| Activity |
Please copy each line below that contains the word "naver".

┌──

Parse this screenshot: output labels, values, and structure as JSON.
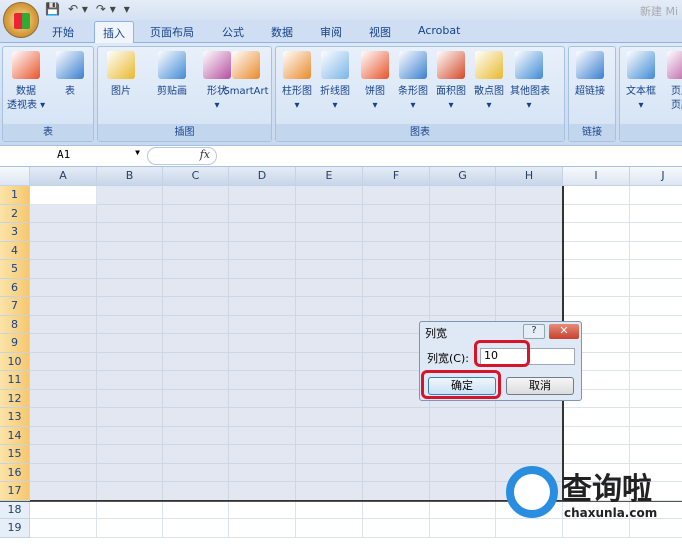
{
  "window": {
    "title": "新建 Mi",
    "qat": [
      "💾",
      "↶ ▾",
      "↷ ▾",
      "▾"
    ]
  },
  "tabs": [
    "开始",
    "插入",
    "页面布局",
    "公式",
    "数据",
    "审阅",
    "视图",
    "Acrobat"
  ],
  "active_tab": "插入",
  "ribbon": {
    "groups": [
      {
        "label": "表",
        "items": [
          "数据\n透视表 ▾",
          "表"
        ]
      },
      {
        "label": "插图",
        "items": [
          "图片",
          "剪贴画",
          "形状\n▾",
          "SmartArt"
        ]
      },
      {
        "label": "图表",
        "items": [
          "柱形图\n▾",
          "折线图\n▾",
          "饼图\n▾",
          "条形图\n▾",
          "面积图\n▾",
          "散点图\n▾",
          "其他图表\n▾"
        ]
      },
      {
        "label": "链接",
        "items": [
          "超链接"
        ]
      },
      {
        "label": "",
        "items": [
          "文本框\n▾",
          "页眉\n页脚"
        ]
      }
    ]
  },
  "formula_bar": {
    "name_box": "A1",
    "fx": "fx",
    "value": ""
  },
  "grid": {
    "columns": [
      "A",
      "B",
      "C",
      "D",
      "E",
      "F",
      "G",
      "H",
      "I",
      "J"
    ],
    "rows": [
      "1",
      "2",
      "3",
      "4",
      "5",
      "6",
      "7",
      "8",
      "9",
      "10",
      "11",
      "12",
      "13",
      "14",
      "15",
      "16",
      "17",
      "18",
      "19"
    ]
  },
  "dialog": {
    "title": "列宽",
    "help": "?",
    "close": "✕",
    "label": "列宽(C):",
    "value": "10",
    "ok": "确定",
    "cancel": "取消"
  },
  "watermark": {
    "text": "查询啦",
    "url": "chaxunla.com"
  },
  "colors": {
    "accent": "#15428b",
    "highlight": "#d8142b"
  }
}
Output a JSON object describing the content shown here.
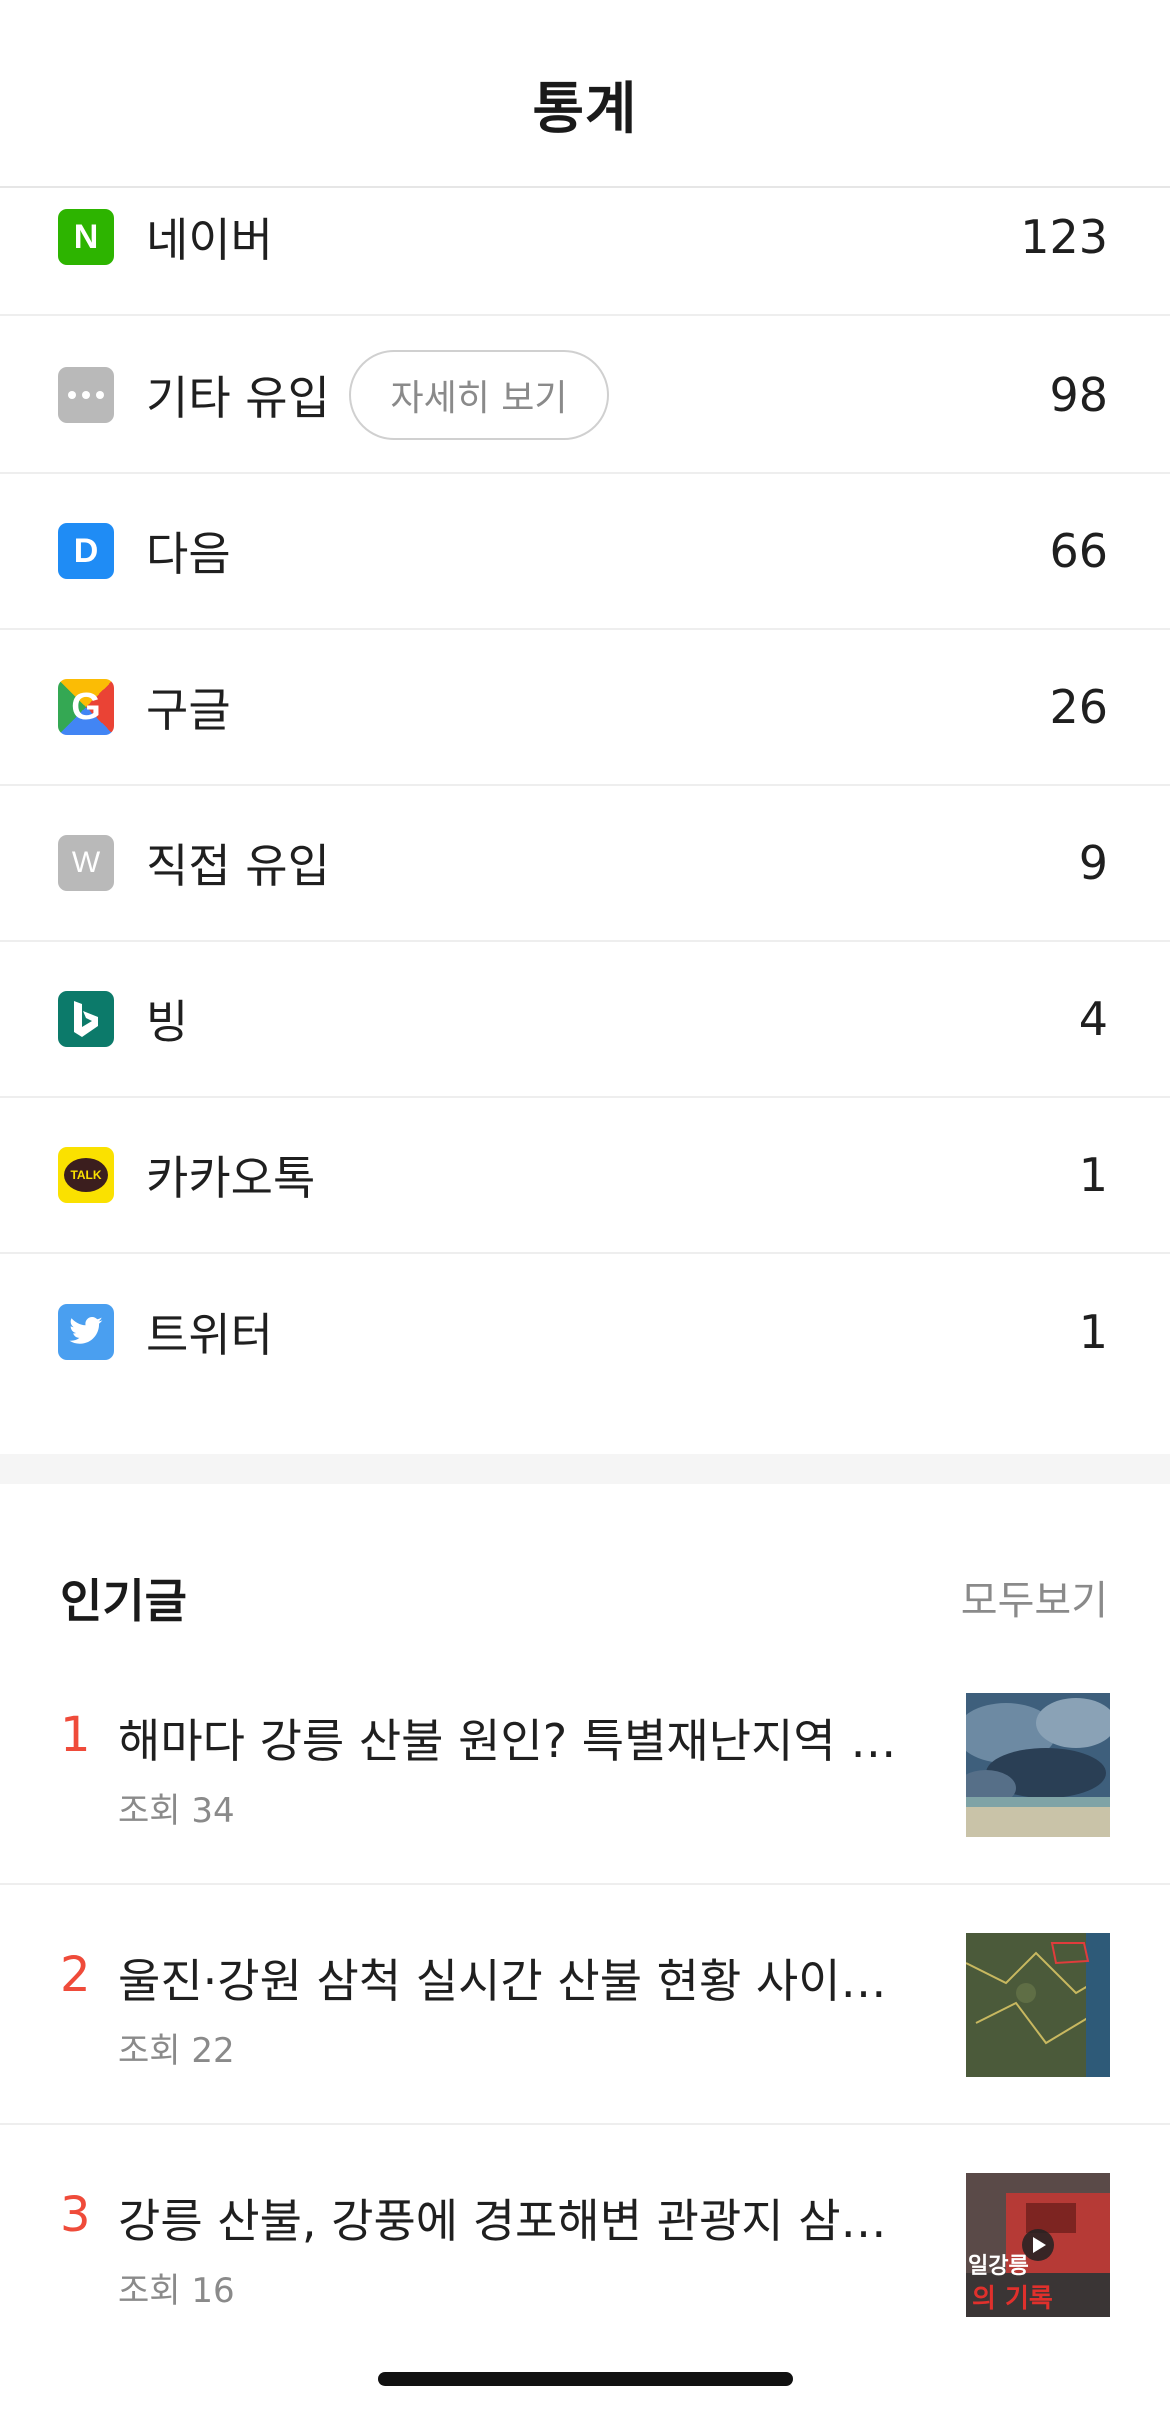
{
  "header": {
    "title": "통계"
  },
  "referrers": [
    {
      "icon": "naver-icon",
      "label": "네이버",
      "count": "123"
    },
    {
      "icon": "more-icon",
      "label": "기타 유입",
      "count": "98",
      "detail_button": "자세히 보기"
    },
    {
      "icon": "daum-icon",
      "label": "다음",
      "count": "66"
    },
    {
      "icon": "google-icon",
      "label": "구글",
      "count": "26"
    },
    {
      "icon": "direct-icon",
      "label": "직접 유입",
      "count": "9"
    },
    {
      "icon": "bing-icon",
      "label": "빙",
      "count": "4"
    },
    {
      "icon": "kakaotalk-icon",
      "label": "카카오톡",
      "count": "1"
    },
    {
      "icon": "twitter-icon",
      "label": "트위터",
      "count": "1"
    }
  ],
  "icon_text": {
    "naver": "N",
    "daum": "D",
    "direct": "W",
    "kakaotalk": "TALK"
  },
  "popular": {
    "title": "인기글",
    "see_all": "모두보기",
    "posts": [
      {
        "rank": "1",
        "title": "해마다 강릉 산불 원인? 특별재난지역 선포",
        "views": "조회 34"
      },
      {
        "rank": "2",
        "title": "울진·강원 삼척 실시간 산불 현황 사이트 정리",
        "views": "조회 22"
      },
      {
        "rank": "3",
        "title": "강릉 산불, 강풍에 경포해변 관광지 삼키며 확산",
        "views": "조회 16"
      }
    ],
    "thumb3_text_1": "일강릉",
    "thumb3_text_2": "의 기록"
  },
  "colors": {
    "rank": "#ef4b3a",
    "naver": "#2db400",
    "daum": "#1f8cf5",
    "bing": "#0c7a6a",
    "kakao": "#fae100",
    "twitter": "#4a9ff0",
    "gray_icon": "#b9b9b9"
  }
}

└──

| Answer area |
      "icon": "naver-icon",
    "naver": "N",
    "naver": "#2db400",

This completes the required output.